You’ll shed a tear or two—especially if you’re a parent—and they’ll be totally earned.
Michael Mann's 1995 modern classic, "Heat," starring the towering duo of Al Pacino and Robert De Niro, will be dissected during the week-long "Ebert Interruptus" event held during the Conference on World Affairs at the University of Colorado Boulder. Named after the late film critic and longtime CWA participant Roger Ebert, the event follows his trademark format for the "interruptus" series, kicking off with an uninterrupted screening of Mann's film during the first day of the conference. The next four days feature screening sessions in which members of the audience are encouraged to holler out, causing the film to freeze so they can ask a question or make an observation. This makes for a deep dive into the filmmaking process that no cinephile can afford to miss.
RogerEbert.com editor Matt Zoller Seitz, a Brooklyn-based writer and filmmaker, will host the sessions this year. He was a finalist for the 1994 Pulitzer Prize in criticism, and is also the television critic for New York Magazine and Vulture.com. Below is a tweet Seitz posted about the film last year.
The year marks the 68th installment of the Conference on World Affairs. It runs from Monday, April 4th, through Friday, April 8th, and features free events, panels, performances, concerts and lectures from roughly 100 visiting activists, scholars, artists, journalists and other participants. The first screening of "Heat" is scheduled for 2 p.m. on April 4th in Macky Auditorium. The following sessions will be held in Muenzinger Auditorium at 4 p.m. April 5th, 4:30 p.m. April 6th, 4 p.m. April 7th and 4 p.m. April 8th.
For a full schedule of CWA events and panels, visit the university's official site.
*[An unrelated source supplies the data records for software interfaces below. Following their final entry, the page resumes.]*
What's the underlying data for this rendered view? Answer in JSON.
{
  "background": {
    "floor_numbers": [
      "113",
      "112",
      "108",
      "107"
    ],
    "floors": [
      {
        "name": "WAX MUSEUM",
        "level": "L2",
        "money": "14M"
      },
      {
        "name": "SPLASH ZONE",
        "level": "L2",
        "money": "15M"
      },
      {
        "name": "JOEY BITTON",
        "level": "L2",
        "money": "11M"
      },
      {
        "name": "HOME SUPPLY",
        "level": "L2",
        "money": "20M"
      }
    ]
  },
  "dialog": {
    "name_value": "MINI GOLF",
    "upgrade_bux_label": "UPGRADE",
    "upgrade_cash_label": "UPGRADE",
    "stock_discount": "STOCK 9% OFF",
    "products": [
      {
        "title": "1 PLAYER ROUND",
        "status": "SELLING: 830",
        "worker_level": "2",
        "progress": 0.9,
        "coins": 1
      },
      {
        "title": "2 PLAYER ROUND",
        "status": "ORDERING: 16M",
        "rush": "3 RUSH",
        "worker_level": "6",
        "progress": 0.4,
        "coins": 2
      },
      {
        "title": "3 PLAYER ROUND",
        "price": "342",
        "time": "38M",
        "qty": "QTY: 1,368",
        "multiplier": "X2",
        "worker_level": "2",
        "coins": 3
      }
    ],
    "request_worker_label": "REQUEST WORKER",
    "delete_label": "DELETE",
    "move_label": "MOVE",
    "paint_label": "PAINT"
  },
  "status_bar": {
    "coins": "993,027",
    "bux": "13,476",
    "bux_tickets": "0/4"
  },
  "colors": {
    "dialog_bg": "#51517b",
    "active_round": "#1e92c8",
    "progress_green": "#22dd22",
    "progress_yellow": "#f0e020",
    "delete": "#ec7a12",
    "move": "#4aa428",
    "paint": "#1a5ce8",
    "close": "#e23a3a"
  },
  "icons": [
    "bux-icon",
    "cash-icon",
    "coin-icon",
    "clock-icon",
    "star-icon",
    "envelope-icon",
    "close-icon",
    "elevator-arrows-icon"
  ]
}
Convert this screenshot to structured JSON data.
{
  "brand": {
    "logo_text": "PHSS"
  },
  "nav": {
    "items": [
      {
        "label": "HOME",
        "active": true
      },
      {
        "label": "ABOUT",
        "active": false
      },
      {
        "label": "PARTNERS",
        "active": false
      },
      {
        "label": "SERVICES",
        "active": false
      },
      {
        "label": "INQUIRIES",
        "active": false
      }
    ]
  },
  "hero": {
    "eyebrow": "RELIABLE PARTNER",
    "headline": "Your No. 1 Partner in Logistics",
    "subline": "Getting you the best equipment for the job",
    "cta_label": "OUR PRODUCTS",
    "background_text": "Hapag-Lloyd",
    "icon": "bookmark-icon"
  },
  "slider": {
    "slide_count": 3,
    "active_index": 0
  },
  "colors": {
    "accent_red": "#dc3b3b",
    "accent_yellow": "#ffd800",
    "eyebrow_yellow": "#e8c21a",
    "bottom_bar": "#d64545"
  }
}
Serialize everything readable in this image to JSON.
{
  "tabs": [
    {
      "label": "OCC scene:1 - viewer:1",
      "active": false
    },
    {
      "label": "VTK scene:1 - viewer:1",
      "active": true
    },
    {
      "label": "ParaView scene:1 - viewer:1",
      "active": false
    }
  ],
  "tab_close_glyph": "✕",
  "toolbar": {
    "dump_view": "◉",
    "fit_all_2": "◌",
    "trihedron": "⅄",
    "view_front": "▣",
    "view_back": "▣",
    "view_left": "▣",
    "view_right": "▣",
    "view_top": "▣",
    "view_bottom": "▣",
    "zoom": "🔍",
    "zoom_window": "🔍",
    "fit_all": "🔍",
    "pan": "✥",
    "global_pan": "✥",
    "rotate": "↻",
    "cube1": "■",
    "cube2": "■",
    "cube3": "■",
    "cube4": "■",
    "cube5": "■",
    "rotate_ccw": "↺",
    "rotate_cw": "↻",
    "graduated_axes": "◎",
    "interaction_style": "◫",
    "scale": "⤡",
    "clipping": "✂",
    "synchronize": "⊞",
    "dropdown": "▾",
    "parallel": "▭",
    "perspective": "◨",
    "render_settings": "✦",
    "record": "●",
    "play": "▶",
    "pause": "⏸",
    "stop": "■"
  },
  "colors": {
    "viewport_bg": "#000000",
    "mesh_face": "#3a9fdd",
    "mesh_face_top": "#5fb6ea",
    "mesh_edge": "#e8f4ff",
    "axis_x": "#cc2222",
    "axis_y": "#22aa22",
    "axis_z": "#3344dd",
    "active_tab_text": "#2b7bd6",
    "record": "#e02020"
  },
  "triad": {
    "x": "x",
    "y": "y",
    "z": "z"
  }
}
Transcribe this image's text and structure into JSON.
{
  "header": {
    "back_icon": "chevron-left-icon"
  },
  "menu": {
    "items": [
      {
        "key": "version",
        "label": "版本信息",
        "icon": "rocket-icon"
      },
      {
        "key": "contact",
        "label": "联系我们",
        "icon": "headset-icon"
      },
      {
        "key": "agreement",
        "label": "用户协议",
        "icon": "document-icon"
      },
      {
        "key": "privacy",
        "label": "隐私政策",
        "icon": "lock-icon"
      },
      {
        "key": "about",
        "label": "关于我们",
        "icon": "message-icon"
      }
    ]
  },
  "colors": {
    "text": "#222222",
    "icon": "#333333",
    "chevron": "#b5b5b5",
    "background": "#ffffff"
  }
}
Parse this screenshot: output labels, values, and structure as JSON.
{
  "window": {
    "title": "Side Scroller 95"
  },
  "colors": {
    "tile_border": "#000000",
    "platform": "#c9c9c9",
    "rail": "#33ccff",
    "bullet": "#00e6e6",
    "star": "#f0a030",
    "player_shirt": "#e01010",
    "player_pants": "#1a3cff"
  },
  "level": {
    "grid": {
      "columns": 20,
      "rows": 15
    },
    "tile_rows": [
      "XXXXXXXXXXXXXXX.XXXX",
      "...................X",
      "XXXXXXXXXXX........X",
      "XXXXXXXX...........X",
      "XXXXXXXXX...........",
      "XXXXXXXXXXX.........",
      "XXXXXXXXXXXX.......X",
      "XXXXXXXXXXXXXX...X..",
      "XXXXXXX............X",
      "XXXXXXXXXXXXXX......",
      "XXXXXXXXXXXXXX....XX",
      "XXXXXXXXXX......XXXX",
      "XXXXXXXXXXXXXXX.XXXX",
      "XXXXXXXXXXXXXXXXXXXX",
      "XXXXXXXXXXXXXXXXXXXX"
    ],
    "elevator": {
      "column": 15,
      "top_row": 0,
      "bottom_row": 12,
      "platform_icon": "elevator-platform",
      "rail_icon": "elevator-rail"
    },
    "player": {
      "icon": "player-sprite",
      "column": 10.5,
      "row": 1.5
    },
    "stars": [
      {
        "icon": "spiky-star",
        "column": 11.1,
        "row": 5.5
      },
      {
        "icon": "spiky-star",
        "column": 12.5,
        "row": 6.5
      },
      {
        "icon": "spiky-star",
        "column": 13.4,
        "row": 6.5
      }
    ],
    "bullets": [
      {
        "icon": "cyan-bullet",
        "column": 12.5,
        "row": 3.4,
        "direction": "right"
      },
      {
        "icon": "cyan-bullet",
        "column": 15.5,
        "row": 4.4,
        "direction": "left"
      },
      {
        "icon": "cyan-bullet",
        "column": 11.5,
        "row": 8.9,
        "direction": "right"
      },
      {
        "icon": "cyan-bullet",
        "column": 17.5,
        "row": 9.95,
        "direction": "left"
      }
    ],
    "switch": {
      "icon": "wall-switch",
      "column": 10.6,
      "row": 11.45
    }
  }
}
Stop watching movies made by assholes. It'll be OK.
No character in “Blade Runner 2049” is more relatably human than Luv.
This message came to me from a reader named Peter Svensland. He and a fr...
A review of two of the biggest games of 2017, a pair that use World War II in very different ways.